First, they can deliver better results. Whether in LASIK surgery, lens surgery, glaucoma treatment or retina care, outcomes create uniqueness. Invest only in equipment and devices that provides measurable end-patient results. If you can’t quantify it, don’t buy it. Second, invest in skills which improve treatment protocols and surgical technique. If you can help patients see better, recover sooner, maintain vision longer, with less pain or discomfort, you remove the shackles of insurance. You control your destiny, because you will benefit from private payment. The key to success through results is to measure, iterate and improve. Build a viable elective vision service line. Go a step further and create concierge vision service. While concierge medicine—limiting practice size and requiring payment for improved service access—is exploding in primary care, it has not yet reached ophthalmology. Innovative practices, those who want substantial patient interaction and time to spend evaluating treatment options, will move to concierge vision care in the coming years.

The second way to create uniqueness is to remain an insurance-based practice but do it more profitably. Spin off the LASIK office and reduce overhead. Re-examine use of MDs vs. ODs, take a fresh look at whether office space can be utilized more effectively through extended hours or staggered work shifts. Aggressively pursue patient triage via email or phone, to eliminate office visits while maintaining fees. What route will our hypothetical practice choose? They want to remodel the comprehensive office, thinking a more attractive environment will attract new patients. But this doesn’t address the fundamental shift in the payer base.

Profitable surgical patients may not exist any longer. Should they relocate? Or, they could choose to become elective vision specialists, rebuilding the LASIK practice and growing Lifestyle IOLs. But they’re afraid. The comp business provides cash flow, even if declining. Are elective patients are out there? The bottom line is that there are no easy answers, and every practice needs a sound administrator partner to thoroughly evaluate issues and provide solutions. What is certain is that a band-aid on this practice will not stop the hemorrhaging. Practice development, not practice management, is needed.

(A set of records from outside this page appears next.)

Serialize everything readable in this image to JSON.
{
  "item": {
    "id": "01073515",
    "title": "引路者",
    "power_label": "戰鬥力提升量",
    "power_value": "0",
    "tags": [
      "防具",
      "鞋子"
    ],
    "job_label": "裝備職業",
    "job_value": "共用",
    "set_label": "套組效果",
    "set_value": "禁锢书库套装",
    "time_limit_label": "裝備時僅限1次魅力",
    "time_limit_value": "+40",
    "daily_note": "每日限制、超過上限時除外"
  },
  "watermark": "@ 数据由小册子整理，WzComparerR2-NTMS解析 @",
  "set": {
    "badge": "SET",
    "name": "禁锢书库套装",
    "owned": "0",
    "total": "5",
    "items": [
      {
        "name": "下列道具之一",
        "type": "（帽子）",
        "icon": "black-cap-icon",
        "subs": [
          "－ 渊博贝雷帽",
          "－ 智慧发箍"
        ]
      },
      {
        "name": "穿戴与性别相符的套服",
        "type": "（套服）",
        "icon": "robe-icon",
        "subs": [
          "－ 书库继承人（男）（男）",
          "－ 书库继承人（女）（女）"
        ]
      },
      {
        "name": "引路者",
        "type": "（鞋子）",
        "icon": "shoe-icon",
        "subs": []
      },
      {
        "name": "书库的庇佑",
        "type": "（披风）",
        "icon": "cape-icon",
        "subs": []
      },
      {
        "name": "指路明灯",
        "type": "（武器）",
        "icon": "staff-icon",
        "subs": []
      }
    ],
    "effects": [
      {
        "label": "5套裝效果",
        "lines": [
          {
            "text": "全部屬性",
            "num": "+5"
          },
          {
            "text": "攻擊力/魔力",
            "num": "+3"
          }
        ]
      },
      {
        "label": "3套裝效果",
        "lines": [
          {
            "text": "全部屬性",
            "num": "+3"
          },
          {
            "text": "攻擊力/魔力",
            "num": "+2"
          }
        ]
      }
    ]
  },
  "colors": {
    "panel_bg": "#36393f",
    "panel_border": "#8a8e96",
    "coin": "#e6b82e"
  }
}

#3 – Measure success

Every physician defines success in his or her own way. Usually it involves helping people, treating conditions of interest, and providing a good living for your family and the families of your employees. Quantifiably track each of your goals so you know, prospectively, whether you’re achieving success.

Measurements every small-to-mid-sized practice must track, at a minimum, are:

  • New patients generated: measure leads and/or number of patients scheduled within key exam types. This provides a quick view of practice vitality.
  • Conversions: conversion to consultation or new patient exam, and conversion to surgery. These appointments feed the success of the entire practice. It’s very simple for the staff to understand, “We should expect 5 new patient visits per day.” Or “We should have booked 10 eyes to surgery today.” or “We should have done 4 injections today.”. Employees need reminded that their job is not simply to show up and see patients, but to work toward education and conversion of key patient types.
  • Average price per procedure: calculate the amount collected per procedure for key visits. Often a global fee and a collected fee are quite different when discounts, specials and freebies are integrated. Track fee integrity.
  • Profit margin: measure by location, by provider and by key service line. It is easy to lose focus on those procedures, people or locations that become a profit drain. Your administrator must be able to tell you who is contributing, where there’s trouble, and recommend solutions, so you may take corrective action.

It is vitally important that we understand the business of ophthalmology, and that we bring sound objectivity and advice to our practices. Stop managing your practice. Commit this year to developing it.

By Kay Coulson, MBA, founder of Elective Medical Marketing, a Denver, CO-based consultancy focused on helping physicians grow their elective service lines. Originally published in Eyeworld.  Updated June 2016.